One of the main risks for individuals who suffer from low blood sugar is a risk of hypoglycemia (low blood sugar) during exercise. Exercise causes your blood sugars to plummet. If you’re already starting in a depleted state, you may be inviting severe health problems.

Risk 2 – Your stomach remains untrained

To perform your best in races and training, you need to have eaten and topped up your muscle glycogen levels beforehand. If you’ve never trained your stomach to run with food in it, you’re inviting gastrointestinal distress when you carb load before race day.

Risk 3 – Increased appetite

This study found that fasted running may lead to increased appetite later in the day, offsetting potential weight loss benefits.

Risk 4 – Poor performance

To perform well on race day, you must have trained hard in your interval runs during training. If you perform your interval runs in a fasted state, your body won’t have the muscle glycogen it needs to push hard in training. Your training effect will be less significant, and you’ll perform worse on race day.

Risk 5 – Chronic cortisol levels

Fasted running can also negatively affect stress hormones. When you wake up, your stress hormone cortisol is relatively high. Eating can help to settle down cortisol, while exercise raises it.

Exercising without eating in the morning can lead to extended periods with elevated cortisol levels, resulting in poor metabolism, a poor adaptation to training, storing more fat, and an increased risk of injury and illness.

Risk 6 – Poor bone health

Chronic low energy availability due to a high degree of fasted running can lead to poor bone health, according to studies.

Risk 7 – Immunity impairment

One study found that fasted running can lead to immunity impairment.

Risk 8 – Additional risks for female athletes

For female athletes, fasted running can be particularly disadvantageous, affecting their menstrual cycle, muscle mass, bone density, and bone health negatively.

Female athletes, in particular, must weigh the potential benefits and risks before trying fasted running.

The benefits of fasted running without the risks

As we’ve discussed, there are many potential drawbacks to fasted running. Still, it’s clear that to perform well in races lasting longer than 90 minutes we need to burn a high amount of fat during exercise.

Is there a way to get the benefits of fasted running without the drawbacks? I believe so.

One study found that exercising after a protein-oriented breakfast, as opposed to a traditional western-world carbohydrate-focused breakfast, athletes burned fat at a very similar rate to exercising in a fasted state.

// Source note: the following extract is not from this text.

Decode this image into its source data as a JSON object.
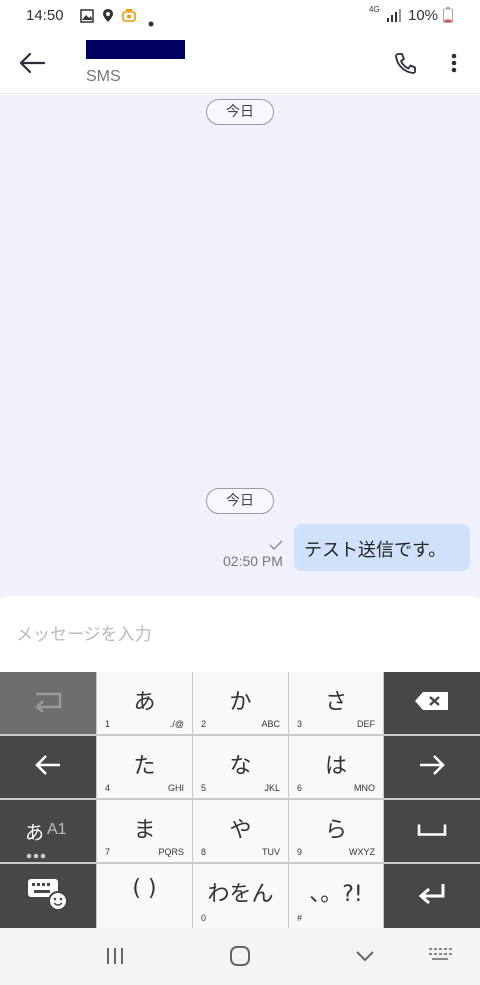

Instead of running wholly fasted, you could eat a protein and fat-based meal and still train your body to burn a lot of fat. Meals like omelettes, nut butter, protein bars, meats, or salads with protein are all great options.

In addition to that, there are other ways to reach higher levels of fat oxidation beyond just fasted running. Another study found that fat burning is highly correlated with VO2 max.

A well-designed training plan will naturally raise VO2 max and your ability to burn fat as fuel. If you have a well-designed training plan, you might not even have to worry about training yourself to burn more fat.

Is fasted running worth it?

Before wrapping up, a personal observation I’ve had with athletes who use our MOTTIV training app provides anecdotal evidence against fasted training.

When we speak with athletes who have plateaued in their training, despite doing every single workout outlined in their training plan, we always ask them, “What are you eating before, during, and after your workouts?”

One of the most common answers from these athletes who have hit a brick wall in their progress is, ‘Nothing; eating before training doesn’t feel good.’

In one case, we worked with an athlete to get them to eat more before, during, and after their workouts. Within a few months, they shaved 30 minutes off their half-Ironman time, set personal bests, and qualified for their first world championship.

We all train our muscles to work at a higher and higher intensity; we also have to train our stomachs to handle food while exercising.

Doing so with the proper nutrients at the right time can fuel your body for your workouts while teaching your body how to burn fat as fuel, leaving fasted running unnecessary.


Top image credit: Getty Images